EXERCISE INSTRUCTIONS: Scan the data. Collect each line that contains the word "placeholder".

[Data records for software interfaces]
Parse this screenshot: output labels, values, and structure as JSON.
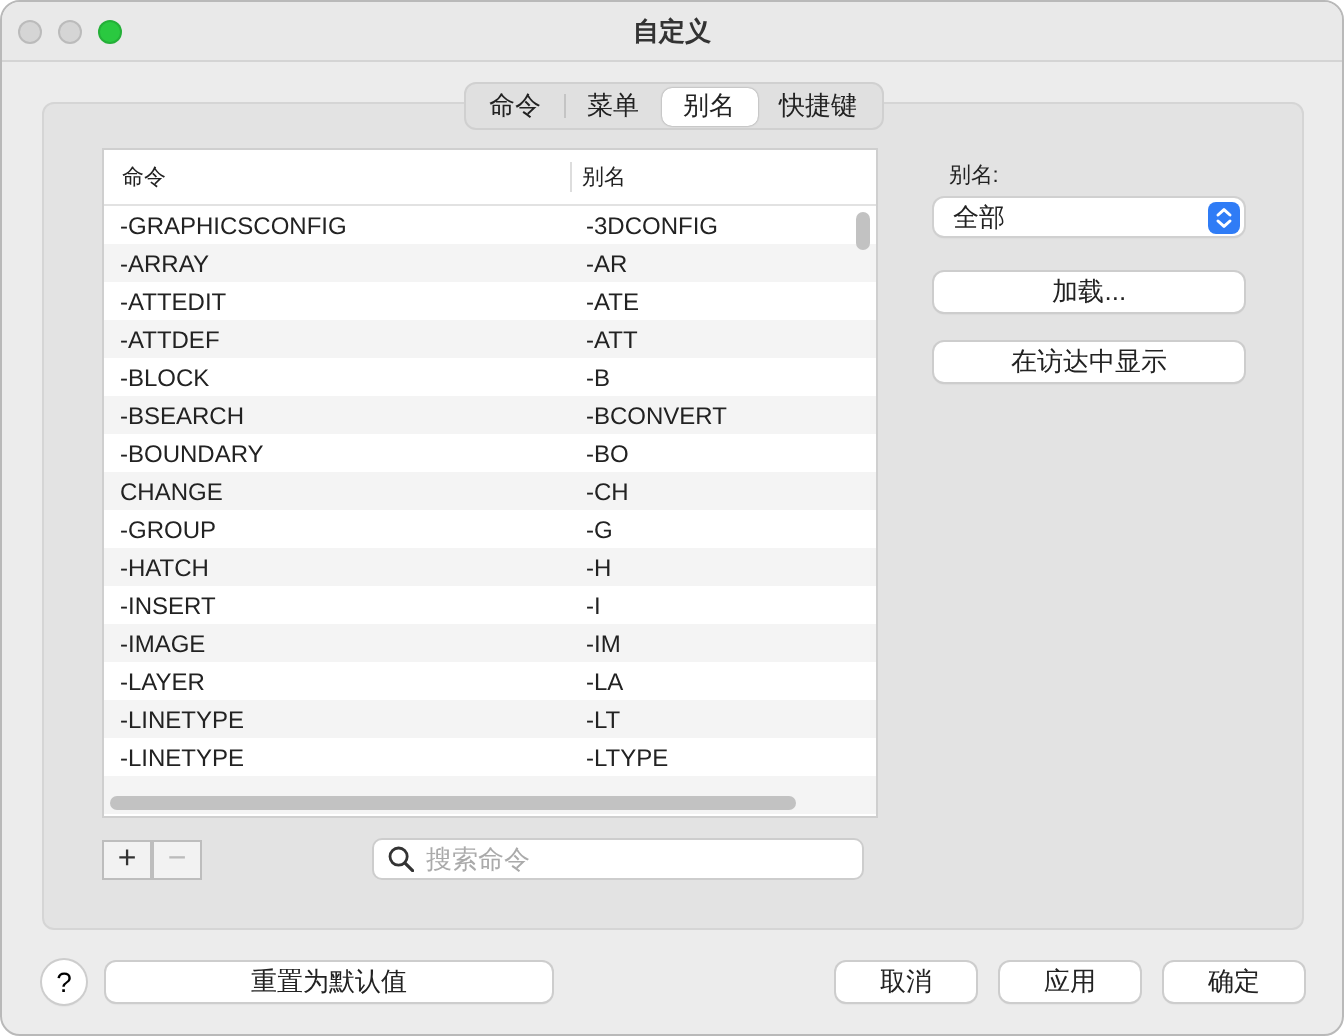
{
  "window": {
    "title": "自定义"
  },
  "tabs": [
    {
      "label": "命令",
      "selected": false
    },
    {
      "label": "菜单",
      "selected": false
    },
    {
      "label": "别名",
      "selected": true
    },
    {
      "label": "快捷键",
      "selected": false
    }
  ],
  "table": {
    "columns": [
      "命令",
      "别名"
    ],
    "rows": [
      [
        "-GRAPHICSCONFIG",
        "-3DCONFIG"
      ],
      [
        "-ARRAY",
        "-AR"
      ],
      [
        "-ATTEDIT",
        "-ATE"
      ],
      [
        "-ATTDEF",
        "-ATT"
      ],
      [
        "-BLOCK",
        "-B"
      ],
      [
        "-BSEARCH",
        "-BCONVERT"
      ],
      [
        "-BOUNDARY",
        "-BO"
      ],
      [
        "CHANGE",
        "-CH"
      ],
      [
        "-GROUP",
        "-G"
      ],
      [
        "-HATCH",
        "-H"
      ],
      [
        "-INSERT",
        "-I"
      ],
      [
        "-IMAGE",
        "-IM"
      ],
      [
        "-LAYER",
        "-LA"
      ],
      [
        "-LINETYPE",
        "-LT"
      ],
      [
        "-LINETYPE",
        "-LTYPE"
      ]
    ]
  },
  "list_buttons": [
    {
      "label": "+",
      "disabled": false
    },
    {
      "label": "−",
      "disabled": true
    }
  ],
  "search": {
    "placeholder": "搜索命令"
  },
  "alias_filter": {
    "label": "别名:",
    "value": "全部"
  },
  "side_buttons": [
    "加载...",
    "在访达中显示"
  ],
  "help_button": "?",
  "reset_button": "重置为默认值",
  "dialog_buttons": [
    "取消",
    "应用",
    "确定"
  ]
}
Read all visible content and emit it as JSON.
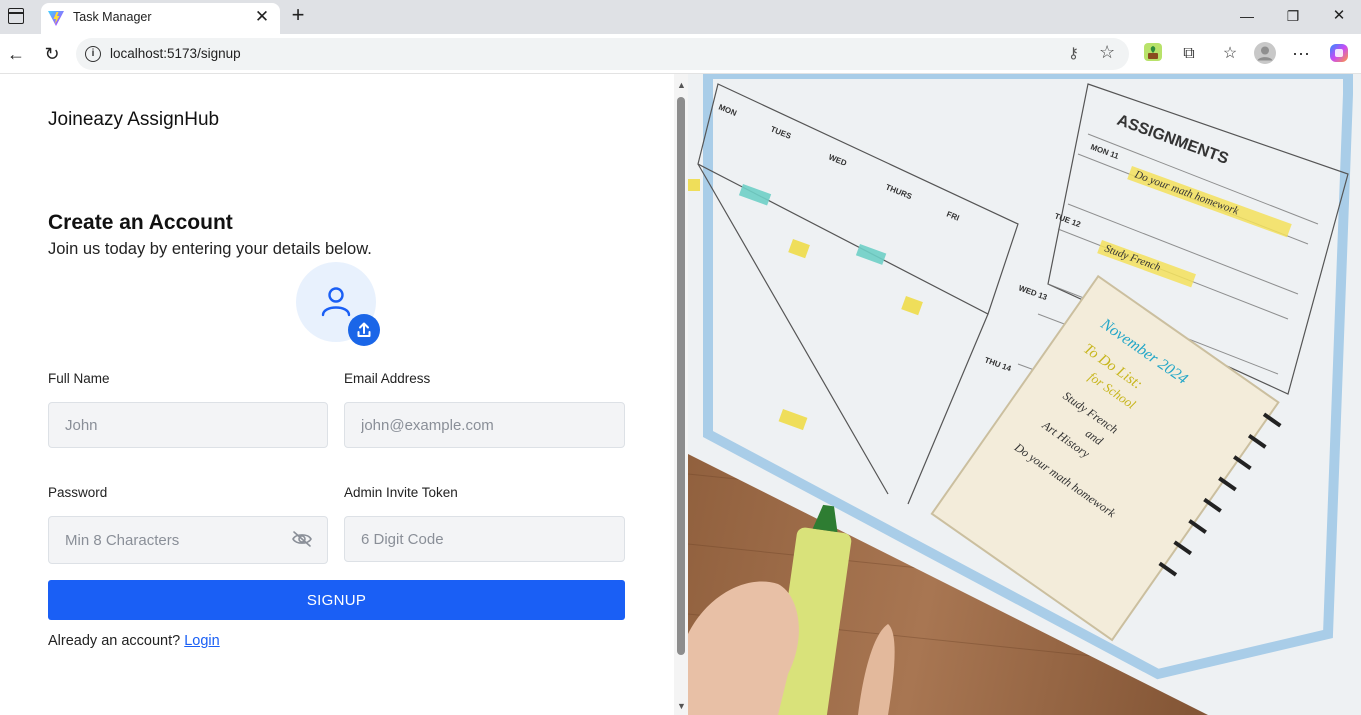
{
  "browser": {
    "tab_title": "Task Manager",
    "url": "localhost:5173/signup"
  },
  "page": {
    "brand": "Joineazy AssignHub",
    "title": "Create an Account",
    "subtitle": "Join us today by entering your details below.",
    "fields": {
      "full_name": {
        "label": "Full Name",
        "placeholder": "John",
        "value": ""
      },
      "email": {
        "label": "Email Address",
        "placeholder": "john@example.com",
        "value": ""
      },
      "password": {
        "label": "Password",
        "placeholder": "Min 8 Characters",
        "value": ""
      },
      "admin_token": {
        "label": "Admin Invite Token",
        "placeholder": "6 Digit Code",
        "value": ""
      }
    },
    "signup_label": "SIGNUP",
    "login_prompt": "Already an account?",
    "login_link": "Login"
  },
  "image": {
    "planner_heading": "ASSIGNMENTS",
    "planner_days": [
      "MON",
      "TUES",
      "WED",
      "THURS",
      "FRI"
    ],
    "assignment_rows": [
      {
        "day": "MON 11",
        "task": "Do your math homework"
      },
      {
        "day": "TUE 12",
        "task": "Study French"
      },
      {
        "day": "WED 13",
        "task": ""
      },
      {
        "day": "THU 14",
        "task": ""
      }
    ],
    "notepad_lines": [
      "November 2024",
      "To Do List:",
      "for School",
      "Study French",
      "and",
      "Art History",
      "Do your math homework"
    ]
  },
  "colors": {
    "primary": "#1a5ff5",
    "avatar_bg": "#e8f1fd",
    "input_bg": "#f3f4f6"
  },
  "icons": {
    "avatar": "user-icon",
    "upload": "upload-icon",
    "password_toggle": "eye-off-icon"
  }
}
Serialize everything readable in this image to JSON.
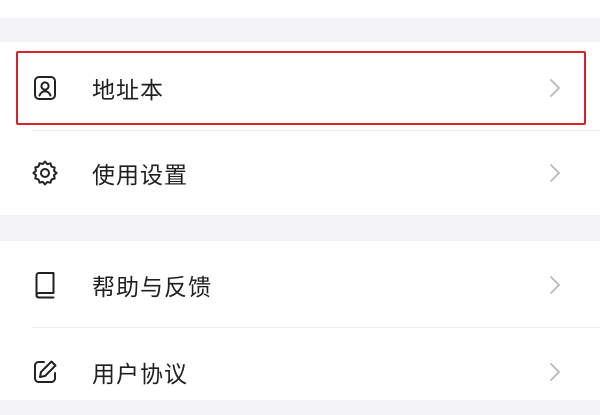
{
  "accent_color": "#d9232a",
  "groups": [
    {
      "items": [
        {
          "label": "地址本",
          "icon": "address-book-icon",
          "highlighted": true
        },
        {
          "label": "使用设置",
          "icon": "gear-icon",
          "highlighted": false
        }
      ]
    },
    {
      "items": [
        {
          "label": "帮助与反馈",
          "icon": "book-icon",
          "highlighted": false
        },
        {
          "label": "用户协议",
          "icon": "edit-icon",
          "highlighted": false
        }
      ]
    }
  ]
}
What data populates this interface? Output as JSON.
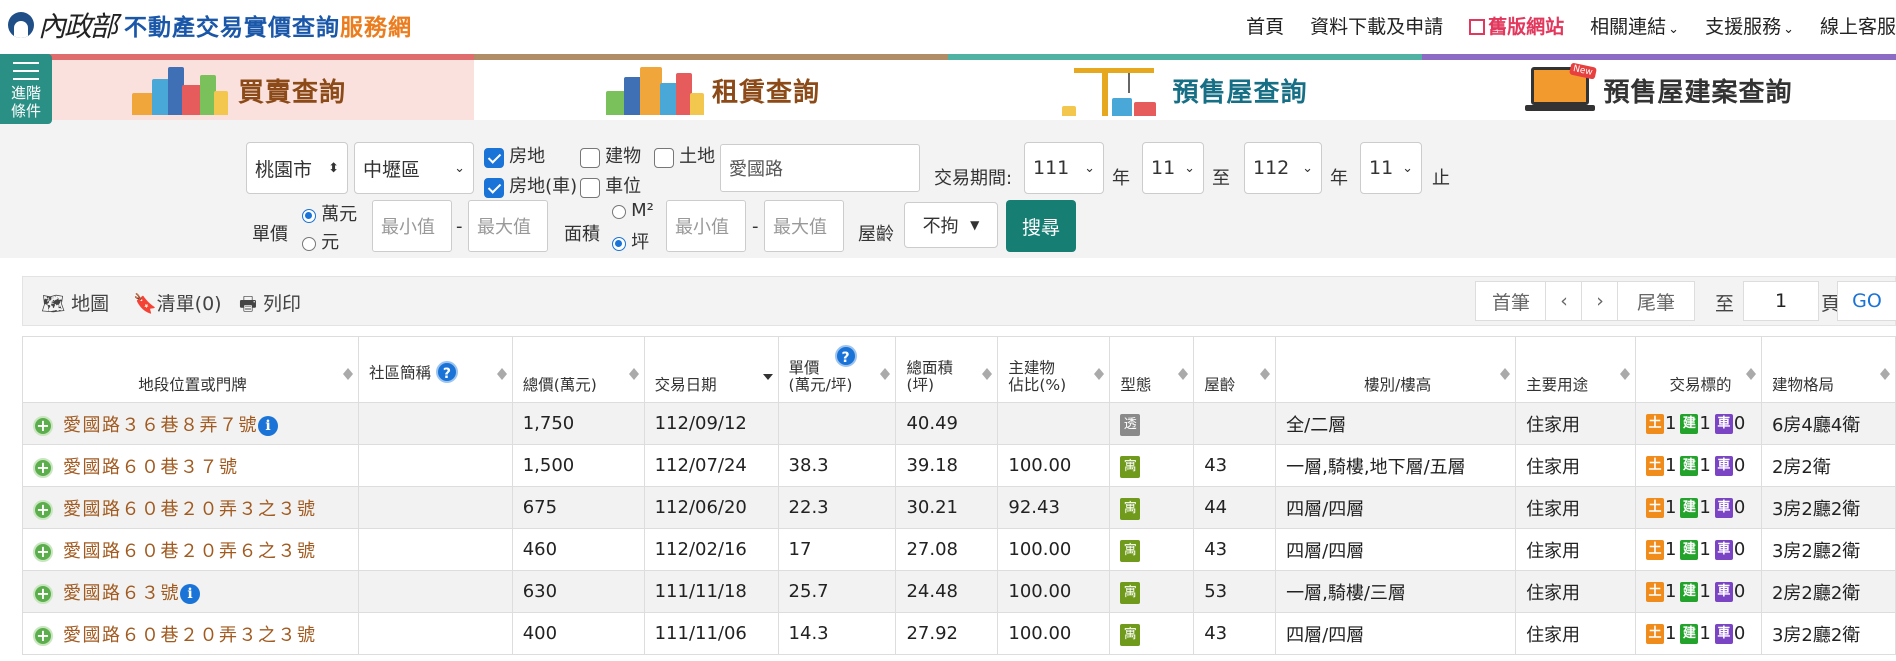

ANSWER SPACE:
    "placeholder": "搜索命令"
        "placeholder": "John",
        "placeholder": "john@example.com",
        "placeholder": "Min 8 Characters",
        "placeholder": "6 Digit Code",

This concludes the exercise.